      Graves' Disease: Another autoimmune disorder, Graves' disease causes the thyroid gland to become overactive, leading to hyperthyroidism.
    • Hyperthyroidism: In contrast, hyperthyroidism results from an overactive thyroid gland, leading to an excess production of thyroid hormones. Symptoms may include weight loss, increased heart rate, anxiety, and heat sensitivity.
    • Thyroiditis: This term refers to inflammation of the thyroid gland and can be caused by various factors, such as autoimmune conditions or viral infections.
    • Goiter: A goiter is an enlarged thyroid gland, often noticeable as a swelling in the neck. It can result from iodine deficiency, thyroid nodules, or other underlying thyroid conditions.
    • Thyroid Nodules: These are lumps or growths that form within the thyroid gland. While most nodules are benign, some may be cancerous.
    • Thyroid Cancer: Although less common, thyroid cancer can occur and may require surgery, radiation, or other treatments.
    • Hashimoto's Thyroiditis: This is an autoimmune condition where the immune system attacks the thyroid gland, leading to hypothyroidism.

    It's essential for individuals experiencing symptoms related to thyroid problems to seek medical attention for proper diagnosis and treatment. Thyroid disorders are often manageable with medication, lifestyle changes, or, in some cases, surgical intervention.


    The procedures to address thyroid problems vary based on the specific condition and its severity. Here are some common procedures used to treat different thyroid issues:

    1. Medication:

      Hypothyroidism: If the thyroid is underactive, synthetic thyroid hormones (e.g., levothyroxine) can be prescribed to restore hormonal balance.

      Hyperthyroidism: Anti-thyroid medications (e.g., methimazole, propylthiouracil) can be used to reduce the production of thyroid hormones.

      Regular Monitoring and Follow-Up:

      Radioactive Iodine Therapy:

      • This treatment is often used for hyperthyroidism. Radioactive iodine is taken orally, and it selectively destroys overactive thyroid cells.


      • Surgical removal of part or all of the thyroid gland is called thyroidectomy.


      • Partial Thyroidectomy: Removes a portion of the thyroid gland.

      • Total Thyroidectomy: Removes the entire thyroid gland.

      • This procedure may be performed for conditions like thyroid cancer, large goiters, or hyperthyroidism that doesn't respond to other treatments.

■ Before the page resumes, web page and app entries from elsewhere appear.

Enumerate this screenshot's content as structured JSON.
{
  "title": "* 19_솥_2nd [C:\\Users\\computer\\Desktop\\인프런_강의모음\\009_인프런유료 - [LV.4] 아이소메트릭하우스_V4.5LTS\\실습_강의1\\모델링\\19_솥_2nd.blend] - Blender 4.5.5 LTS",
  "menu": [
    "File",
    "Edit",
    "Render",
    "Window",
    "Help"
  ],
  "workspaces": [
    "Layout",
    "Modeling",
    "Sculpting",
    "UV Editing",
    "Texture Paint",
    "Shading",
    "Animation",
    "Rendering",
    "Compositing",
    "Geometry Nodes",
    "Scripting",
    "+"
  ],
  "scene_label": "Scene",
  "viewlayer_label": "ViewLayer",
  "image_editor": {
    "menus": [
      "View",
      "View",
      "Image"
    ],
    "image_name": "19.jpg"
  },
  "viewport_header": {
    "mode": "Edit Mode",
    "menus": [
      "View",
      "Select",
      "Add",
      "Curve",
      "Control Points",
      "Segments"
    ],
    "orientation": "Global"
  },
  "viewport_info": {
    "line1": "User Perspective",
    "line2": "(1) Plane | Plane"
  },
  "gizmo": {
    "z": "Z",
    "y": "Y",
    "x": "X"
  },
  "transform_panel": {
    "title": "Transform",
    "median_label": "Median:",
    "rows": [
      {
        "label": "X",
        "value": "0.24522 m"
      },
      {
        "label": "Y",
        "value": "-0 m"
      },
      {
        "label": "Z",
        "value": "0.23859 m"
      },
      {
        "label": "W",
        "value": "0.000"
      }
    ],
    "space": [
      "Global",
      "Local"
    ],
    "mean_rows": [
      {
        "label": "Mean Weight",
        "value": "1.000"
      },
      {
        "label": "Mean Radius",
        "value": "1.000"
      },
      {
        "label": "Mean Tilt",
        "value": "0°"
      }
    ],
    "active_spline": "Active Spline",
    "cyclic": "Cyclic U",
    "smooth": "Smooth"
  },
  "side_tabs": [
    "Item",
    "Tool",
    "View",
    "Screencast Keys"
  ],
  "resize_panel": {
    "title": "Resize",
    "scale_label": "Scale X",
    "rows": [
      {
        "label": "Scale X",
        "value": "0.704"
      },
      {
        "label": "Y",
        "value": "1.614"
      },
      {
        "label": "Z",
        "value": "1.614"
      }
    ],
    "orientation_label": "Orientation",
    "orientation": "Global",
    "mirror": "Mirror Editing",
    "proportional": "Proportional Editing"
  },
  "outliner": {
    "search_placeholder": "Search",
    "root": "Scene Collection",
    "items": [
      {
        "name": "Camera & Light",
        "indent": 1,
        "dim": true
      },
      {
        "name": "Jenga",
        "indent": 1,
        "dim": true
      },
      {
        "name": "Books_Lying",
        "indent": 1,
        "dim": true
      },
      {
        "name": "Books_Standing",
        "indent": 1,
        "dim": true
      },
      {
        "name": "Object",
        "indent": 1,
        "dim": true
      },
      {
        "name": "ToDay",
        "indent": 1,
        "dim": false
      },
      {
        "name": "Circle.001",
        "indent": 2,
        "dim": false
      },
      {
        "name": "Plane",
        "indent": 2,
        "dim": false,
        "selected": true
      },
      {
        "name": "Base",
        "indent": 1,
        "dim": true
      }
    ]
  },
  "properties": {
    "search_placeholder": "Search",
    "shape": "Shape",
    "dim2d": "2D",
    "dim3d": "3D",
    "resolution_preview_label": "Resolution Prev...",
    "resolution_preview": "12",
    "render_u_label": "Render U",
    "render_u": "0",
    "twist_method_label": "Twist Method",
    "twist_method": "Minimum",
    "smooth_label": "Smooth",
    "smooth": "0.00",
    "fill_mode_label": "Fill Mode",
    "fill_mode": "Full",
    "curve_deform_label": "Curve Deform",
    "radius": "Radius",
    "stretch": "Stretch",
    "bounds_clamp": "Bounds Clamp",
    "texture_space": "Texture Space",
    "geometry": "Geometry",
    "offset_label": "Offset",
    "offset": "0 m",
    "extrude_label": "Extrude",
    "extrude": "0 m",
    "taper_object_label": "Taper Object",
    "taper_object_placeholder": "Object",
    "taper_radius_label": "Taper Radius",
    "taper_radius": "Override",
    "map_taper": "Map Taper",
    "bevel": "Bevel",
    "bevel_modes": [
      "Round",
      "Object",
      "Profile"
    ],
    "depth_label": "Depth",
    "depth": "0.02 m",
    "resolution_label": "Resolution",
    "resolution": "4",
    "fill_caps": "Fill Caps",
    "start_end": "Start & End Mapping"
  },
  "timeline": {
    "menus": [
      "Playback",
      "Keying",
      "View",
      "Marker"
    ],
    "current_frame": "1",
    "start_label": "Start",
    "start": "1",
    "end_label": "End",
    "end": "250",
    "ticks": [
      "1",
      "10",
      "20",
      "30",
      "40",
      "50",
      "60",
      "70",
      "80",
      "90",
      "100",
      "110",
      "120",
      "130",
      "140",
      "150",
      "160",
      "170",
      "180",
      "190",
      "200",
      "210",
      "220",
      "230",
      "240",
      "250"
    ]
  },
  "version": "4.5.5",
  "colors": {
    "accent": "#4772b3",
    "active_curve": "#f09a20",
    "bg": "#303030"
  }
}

      Thyroid Nodule Aspiration/Biopsy:

      • For thyroid nodules, a fine-needle aspiration (FNA) biopsy may be performed to determine if the nodule is cancerous or benign.

      Thyroid Hormone Replacement Therapy:

      • Used to manage conditions like hypothyroidism, hormone replacement ensures the body receives an adequate amount of thyroid hormones.

      Iodine Therapy:

      • Iodine supplements or iodine-containing medications may be prescribed for iodine-deficient conditions or to prepare for thyroid surgery.

      Immunosuppressive Therapy:

      • In cases of autoimmune thyroid disorders like Hashimoto's thyroiditis or Graves' disease, medications that modulate the immune system may be prescribed.

      1. Many thyroid conditions require ongoing monitoring and adjustments to treatment plans based on blood tests and clinical assessments.
    2. It's crucial to consult with an endocrinologist or thyroid specialist to determine the most appropriate treatment plan for individual cases. Treatment decisions depend on the type and severity of the thyroid problem, as well as the patient's overall health and preferences.